The switched on the front are also plastic, but they have a satisfying feel and are much better than the knob. I don’t really have too much complaints here.
The lamps below the switches are a bit difficult to see depending on the lighting conditions and where you place your machine. When it’s bright around, you can hardly see the light (can you see that the left lamp is glowing in the photo?)
One thing that I did not know until actually having the machine in my hands it that the GAGGIA CLASSIC logo on the front of the machine is made of metal. Why… Why could you not have spend the extra cost on the knob instead of this logo… Gaggia. I don’t understand…
The drip tray is very simple. The tray itself is made of plastic, but it doesn’t bother me too much. It’s easy to remove even when it is quite full with water. The cover is a nice mirrored stainless piece, but it doesn’t stay clean for long, with all the water falling on top of it. This is inevitable.
The reservoir can be pulled out from the front after removing the drain pipe. It has 2 pipes inside it, the longer one is an intake and the shorter one is a return line.
You can of course fill the tank from the top. Its got a lid and you cant see it from the picture but its got a funnel structure to neatly guide the water to the tank.
The group head looks like this. The steam wand only rotates horizontally, unlike some other machines which have a ball joint. I didn’t might this too much.
The group head is made from some thick heavy metal, and you can really feel that this machine is built to last. The fact that even the not easily visible parts of the body are properly coated with the same black finish.
The Power Concern

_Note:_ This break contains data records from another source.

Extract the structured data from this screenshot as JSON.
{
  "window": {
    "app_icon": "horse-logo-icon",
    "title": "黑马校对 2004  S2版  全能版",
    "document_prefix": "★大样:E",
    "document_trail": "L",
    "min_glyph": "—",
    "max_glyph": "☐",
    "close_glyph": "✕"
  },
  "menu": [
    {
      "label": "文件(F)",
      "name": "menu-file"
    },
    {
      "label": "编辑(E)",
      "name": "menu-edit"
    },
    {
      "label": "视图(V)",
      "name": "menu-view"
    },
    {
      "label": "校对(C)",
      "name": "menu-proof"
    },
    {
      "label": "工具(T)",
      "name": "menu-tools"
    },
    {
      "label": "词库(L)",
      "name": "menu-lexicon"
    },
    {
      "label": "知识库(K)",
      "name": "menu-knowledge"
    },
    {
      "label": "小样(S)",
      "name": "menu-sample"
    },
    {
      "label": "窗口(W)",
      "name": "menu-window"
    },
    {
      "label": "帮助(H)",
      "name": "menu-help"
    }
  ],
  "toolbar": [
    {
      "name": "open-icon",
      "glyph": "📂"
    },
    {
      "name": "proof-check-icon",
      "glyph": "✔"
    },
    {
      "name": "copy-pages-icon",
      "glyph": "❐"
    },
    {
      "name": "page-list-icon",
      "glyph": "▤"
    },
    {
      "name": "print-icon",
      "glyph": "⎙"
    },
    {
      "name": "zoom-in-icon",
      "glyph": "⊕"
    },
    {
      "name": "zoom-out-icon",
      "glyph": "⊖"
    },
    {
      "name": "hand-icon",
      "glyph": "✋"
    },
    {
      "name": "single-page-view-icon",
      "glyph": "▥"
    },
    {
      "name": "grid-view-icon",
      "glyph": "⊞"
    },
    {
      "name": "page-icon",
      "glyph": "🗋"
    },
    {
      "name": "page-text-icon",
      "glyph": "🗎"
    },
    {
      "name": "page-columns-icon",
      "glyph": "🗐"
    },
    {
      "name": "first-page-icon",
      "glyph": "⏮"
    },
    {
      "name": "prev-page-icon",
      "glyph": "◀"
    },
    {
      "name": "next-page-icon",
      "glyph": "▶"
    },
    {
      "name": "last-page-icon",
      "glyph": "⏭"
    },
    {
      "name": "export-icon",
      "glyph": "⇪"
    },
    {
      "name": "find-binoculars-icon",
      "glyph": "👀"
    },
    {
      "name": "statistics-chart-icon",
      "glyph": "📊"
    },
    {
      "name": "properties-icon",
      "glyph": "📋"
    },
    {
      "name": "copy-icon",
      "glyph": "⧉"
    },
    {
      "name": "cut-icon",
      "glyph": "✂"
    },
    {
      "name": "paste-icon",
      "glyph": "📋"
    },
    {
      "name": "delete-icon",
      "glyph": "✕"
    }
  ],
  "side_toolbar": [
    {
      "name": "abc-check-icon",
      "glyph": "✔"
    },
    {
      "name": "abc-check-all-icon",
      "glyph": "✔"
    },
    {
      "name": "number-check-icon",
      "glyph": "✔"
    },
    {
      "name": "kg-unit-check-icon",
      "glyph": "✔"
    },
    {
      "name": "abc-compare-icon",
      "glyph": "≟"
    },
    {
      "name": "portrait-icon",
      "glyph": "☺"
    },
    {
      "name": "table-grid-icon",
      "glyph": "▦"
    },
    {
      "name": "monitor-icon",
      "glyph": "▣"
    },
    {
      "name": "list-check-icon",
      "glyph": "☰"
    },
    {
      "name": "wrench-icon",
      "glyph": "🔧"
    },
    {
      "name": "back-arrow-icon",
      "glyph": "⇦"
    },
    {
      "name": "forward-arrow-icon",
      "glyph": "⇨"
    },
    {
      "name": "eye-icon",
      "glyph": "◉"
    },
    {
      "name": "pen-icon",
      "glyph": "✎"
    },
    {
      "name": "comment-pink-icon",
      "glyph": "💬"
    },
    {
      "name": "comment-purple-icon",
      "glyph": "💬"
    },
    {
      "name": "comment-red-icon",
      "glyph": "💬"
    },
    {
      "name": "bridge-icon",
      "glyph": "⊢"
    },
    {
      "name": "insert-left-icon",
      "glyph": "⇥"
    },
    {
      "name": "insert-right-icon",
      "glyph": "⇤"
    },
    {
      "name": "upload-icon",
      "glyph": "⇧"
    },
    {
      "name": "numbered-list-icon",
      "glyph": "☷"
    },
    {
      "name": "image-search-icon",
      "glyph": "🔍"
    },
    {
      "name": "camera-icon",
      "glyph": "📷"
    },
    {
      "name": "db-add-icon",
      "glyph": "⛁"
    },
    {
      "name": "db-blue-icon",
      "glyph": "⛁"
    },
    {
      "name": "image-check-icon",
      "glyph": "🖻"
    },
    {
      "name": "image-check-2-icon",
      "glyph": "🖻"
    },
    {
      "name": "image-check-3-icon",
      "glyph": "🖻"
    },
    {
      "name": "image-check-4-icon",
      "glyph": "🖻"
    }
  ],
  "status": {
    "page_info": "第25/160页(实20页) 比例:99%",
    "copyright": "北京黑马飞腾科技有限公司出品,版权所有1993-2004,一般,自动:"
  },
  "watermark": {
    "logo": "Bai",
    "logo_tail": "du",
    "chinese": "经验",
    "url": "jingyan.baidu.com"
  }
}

One major concern before buying the machine was the power. Can I use the machine with the a power outlet in Japan? The short answer is that I could!
The machine functioned without any noticeable problems. But I don’t yet know the long term effects. (If you are going to try, please do so at your own risk)
The power cable that comes with the machine is a 3 pronged one which does not fit on normal Japanese outlets. So I just got a different cable with a normal 2 prong, and that worked fine.
Trying it our for the first time!
I will write a bit more in detail after getting use to it a bit more, but to share some first impressions of using it, I am having so much fun!
I set up the machine and pulled 4 double shots in a row. haha. In the middle of the night, mind you. Theres no way I can drink them but couldn’t stop myself.
For the first try, I had no clue how fine the grounds should be so, I randomly set my TIMEMORE SLIM PLUS to 5 clicks and tried. And… nothing came out. I got worried that I screwed up something or the machine was broken, but it turns out that the grounds were too fine. After 20~30sec, if finally started to flow so that was a huge relief.
My first ever shot looked like this. No crema, and instead there was like some oil floating on top. The taste was also… very intense… a clear failure.
For the next try, I set my grinder to 10 clicks. And the water just came straight through. No sign of any pressure build up.
So I tried 8 clicks and 7 clicks and the 4th shot finally started to look like proper espresso with a nice crema. The taste was intensely sour. I’m still far away from a nice shot of espresso, but it was so much fun.
I will continue to practice and hopefully I can get a nice tasting shot soon!
For a proper review of the machine I will need to use the machine for a while and get to know it, but so far it is awesome!